Anowa opens with the entrance of the Old Man and Old Woman (collectively known as The-Mouth-That-Eats-Salt-and-Pepper). They set up the action of the play, focusing on the oddness of a girl called Anowa. Anowa has refused to marry any of the men who asked for her hand for several years. They say that many believe Badua has spoiled her daughter, which would account for her behavior. The Old Woman thinks that Anowa is a born priestess, and Badua has denied her daughter's destiny.
In the village of Yebi in Ghana, some time in the 1870s, Anowa is fetching water for her mother when she sees Kofi Ako. They smile at each other. Their moment together is witnessed by a woman and her husband. As the woman stares at them, she drops her tray. Anowa and Kofi laugh.
Inside the cottage of Anowa's parents, Badua is cooking, worrying aloud about her daughter's refusal to get married. Her husband, Osam, enters, and tells her she complains too much. He is not concerned about Anowa's situation, and reminds his wife that he wanted to apprentice her to a priestess. Badua is horrified at the suggestion. She will not let her only surviving child become a priestess because they are not people. Osam points out that Anowa is not a normal person, so that might not be such a bad thing.
Anowa returns and informs them that she has agreed to be married to Kofi Ako. Badua becomes angry. She believes that Kofi Ako is a good-for-nothing man, though admittedly handsome. Badua tries to draw Osam into the conversation, but he will not take sides.
Sometime later, Anowa is packing her belongings. She and her mother argue about her marriage. Anowa insists she likes him, while Badua insults the family he comes from. Osam contradicts his wife, insisting that they have made good husbands. Anowa pledges not to return to Yebi for a long time, and that she will help her husband make something of his life. Badua points out Kofi Ako's every failure, and she and her daughter almost come to blows.
At the end of the phase, the Old Man and Old Woman return. The Old Woman believes children have become more disobedient, while the Old Man says that Badua should be happy that Anowa has married at all.
A few years later, Kofi and Anowa are on the highway to the coast, carrying skins to sell. They seek shelter from the rain in a thicket. Kofi Ako worries that the work might be too harsh for her. She insists that she is strong. Anowa suggests that he marry another wife who could help them out. Kofi Ako is upset by this suggestion. As the conversation continues, it becomes clear that the two have not yet had a child, a distressing fact for both of them. They do not know why. Anowa nods off to sleep, and Kofi Ako reveals that his wife is often mistaken for his sister because she works so hard with him. He believes she will settle down and act more like a proper wife.
The next day, the pair dry their skins in the sun.

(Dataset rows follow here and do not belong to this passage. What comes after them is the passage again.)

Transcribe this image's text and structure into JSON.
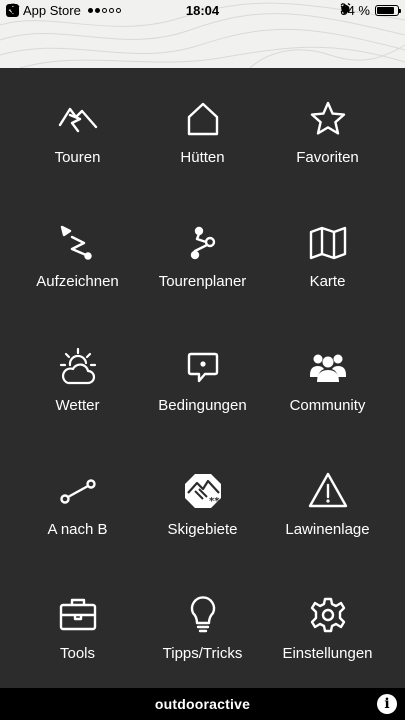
{
  "status_bar": {
    "back_label": "App Store",
    "time": "18:04",
    "battery": "84 %",
    "battery_level": 0.84,
    "signal_bars_filled": 2,
    "signal_bars_total": 5
  },
  "menu": {
    "items": [
      {
        "label": "Touren",
        "icon": "mountain-route-icon"
      },
      {
        "label": "Hütten",
        "icon": "hut-icon"
      },
      {
        "label": "Favoriten",
        "icon": "star-icon"
      },
      {
        "label": "Aufzeichnen",
        "icon": "record-track-icon"
      },
      {
        "label": "Tourenplaner",
        "icon": "route-planner-icon"
      },
      {
        "label": "Karte",
        "icon": "map-icon"
      },
      {
        "label": "Wetter",
        "icon": "weather-icon"
      },
      {
        "label": "Bedingungen",
        "icon": "conditions-icon"
      },
      {
        "label": "Community",
        "icon": "community-icon"
      },
      {
        "label": "A nach B",
        "icon": "a-to-b-icon"
      },
      {
        "label": "Skigebiete",
        "icon": "ski-area-icon"
      },
      {
        "label": "Lawinenlage",
        "icon": "avalanche-warning-icon"
      },
      {
        "label": "Tools",
        "icon": "toolbox-icon"
      },
      {
        "label": "Tipps/Tricks",
        "icon": "lightbulb-icon"
      },
      {
        "label": "Einstellungen",
        "icon": "gear-icon"
      }
    ]
  },
  "bottom_bar": {
    "brand": "outdooractive",
    "info_icon": "info-icon"
  },
  "colors": {
    "background": "#2c2c2c",
    "bottom_bar": "#000000",
    "text": "#ffffff"
  }
}
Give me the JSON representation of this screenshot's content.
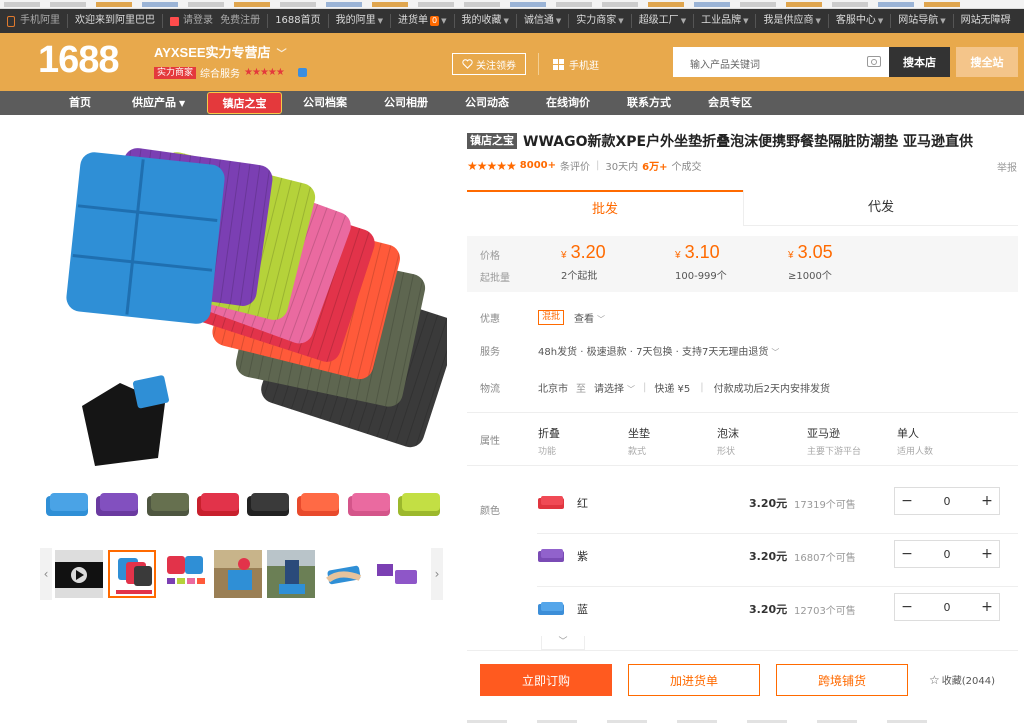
{
  "topbar": {
    "items": [
      "手机阿里",
      "欢迎来到阿里巴巴",
      "请登录",
      "免费注册",
      "1688首页",
      "我的阿里",
      "进货单",
      "我的收藏",
      "诚信通",
      "实力商家",
      "超级工厂",
      "工业品牌",
      "我是供应商",
      "客服中心",
      "网站导航",
      "网站无障碍"
    ],
    "cart_count": "0"
  },
  "header": {
    "logo": "1688",
    "shop_name": "AYXSEE实力专营店",
    "badge": "实力商家",
    "service_label": "综合服务",
    "stars": "★★★★★",
    "follow_label": "关注领券",
    "mobile_label": "手机逛",
    "search_placeholder": "输入产品关键词",
    "search_shop_label": "搜本店",
    "search_all_label": "搜全站"
  },
  "nav": {
    "items": [
      "首页",
      "供应产品",
      "镇店之宝",
      "公司档案",
      "公司相册",
      "公司动态",
      "在线询价",
      "联系方式",
      "会员专区"
    ]
  },
  "product": {
    "tag": "镇店之宝",
    "title": "WWAGO新款XPE户外坐垫折叠泡沫便携野餐垫隔脏防潮垫 亚马逊直供",
    "rating_stars": "★★★★★",
    "reviews": "8000+",
    "reviews_label": "条评价",
    "sales_prefix": "30天内",
    "sales": "6万+",
    "sales_suffix": "个成交",
    "report": "举报"
  },
  "tabs": [
    "批发",
    "代发"
  ],
  "pricing": {
    "price_label": "价格",
    "moq_label": "起批量",
    "currency": "¥",
    "tiers": [
      {
        "price": "3.20",
        "moq": "2个起批"
      },
      {
        "price": "3.10",
        "moq": "100-999个"
      },
      {
        "price": "3.05",
        "moq": "≥1000个"
      }
    ]
  },
  "info": {
    "promo_label": "优惠",
    "promo_badge": "混批",
    "promo_link": "查看",
    "service_label": "服务",
    "service_text": "48h发货 · 极速退款 · 7天包换 · 支持7天无理由退货",
    "logistics_label": "物流",
    "from": "北京市",
    "to_label": "至",
    "to": "请选择",
    "shipping": "快递 ¥5",
    "delivery": "付款成功后2天内安排发货"
  },
  "attributes": {
    "label": "属性",
    "items": [
      {
        "value": "折叠",
        "name": "功能"
      },
      {
        "value": "坐垫",
        "name": "款式"
      },
      {
        "value": "泡沫",
        "name": "形状"
      },
      {
        "value": "亚马逊",
        "name": "主要下游平台"
      },
      {
        "value": "单人",
        "name": "适用人数"
      }
    ]
  },
  "skus": {
    "label": "颜色",
    "items": [
      {
        "name": "红",
        "price": "3.20元",
        "stock": "17319个可售",
        "qty": "0",
        "color": "#e0353f"
      },
      {
        "name": "紫",
        "price": "3.20元",
        "stock": "16807个可售",
        "qty": "0",
        "color": "#7a4bb5"
      },
      {
        "name": "蓝",
        "price": "3.20元",
        "stock": "12703个可售",
        "qty": "0",
        "color": "#3c8ed8"
      }
    ]
  },
  "actions": {
    "buy": "立即订购",
    "cart": "加进货单",
    "distribute": "跨境铺货",
    "favorite": "收藏(2044)"
  },
  "colors": {
    "accent": "#ff6a00",
    "header_bg": "#e8a94c",
    "nav_bg": "#5c5c5c",
    "buy_bg": "#ff5a1f"
  }
}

Kofi Ako still does not understand why his wife likes to work, and suggests they buy slaves to make their life easier. Anowa is horrified by the idea, and will not allow him to consider it. Kofi Ako does not understand his wife's position. He insists that they will do it because everyone else does it, among other reasons.
Back at the cottage of Anowa's parents, Badua and Osam discuss their daughter. Osam admits he always feared Anowa and her strangeness. He is worried that she will never come back, and that they will never know her children. Badua tells him that Anowa has not had children. They speculate on the reasons why. Badua wants to go and find her, but Osam tells her Anowa is not lost. Badua and Osam reveal that Anowa and Kofi Ako are rich because their trade has increased due to their growing number of slaves. While Osam also knows that Anowa is unhappy about their owning slaves, Badua thinks her problems with it are foolish.

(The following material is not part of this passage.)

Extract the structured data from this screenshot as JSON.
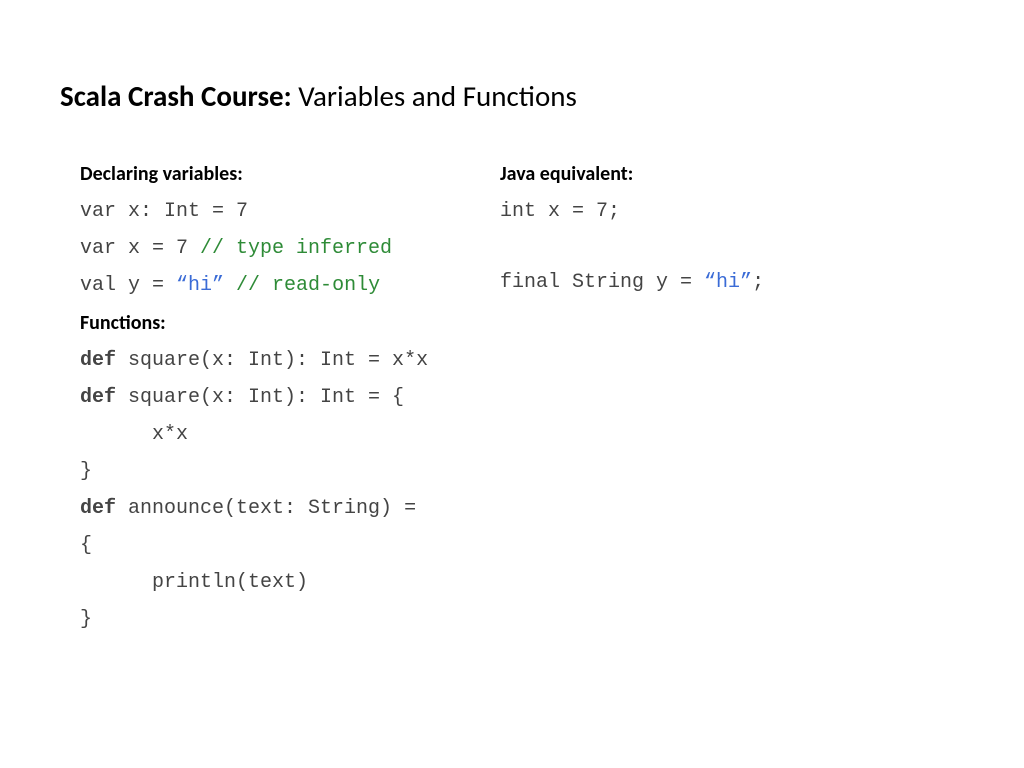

Back on the highway some time later, a better-dressed Kofi Ako leads several slaves carrying loads of skins. Anowa calls for him....
(The entire section is 1,292 words.)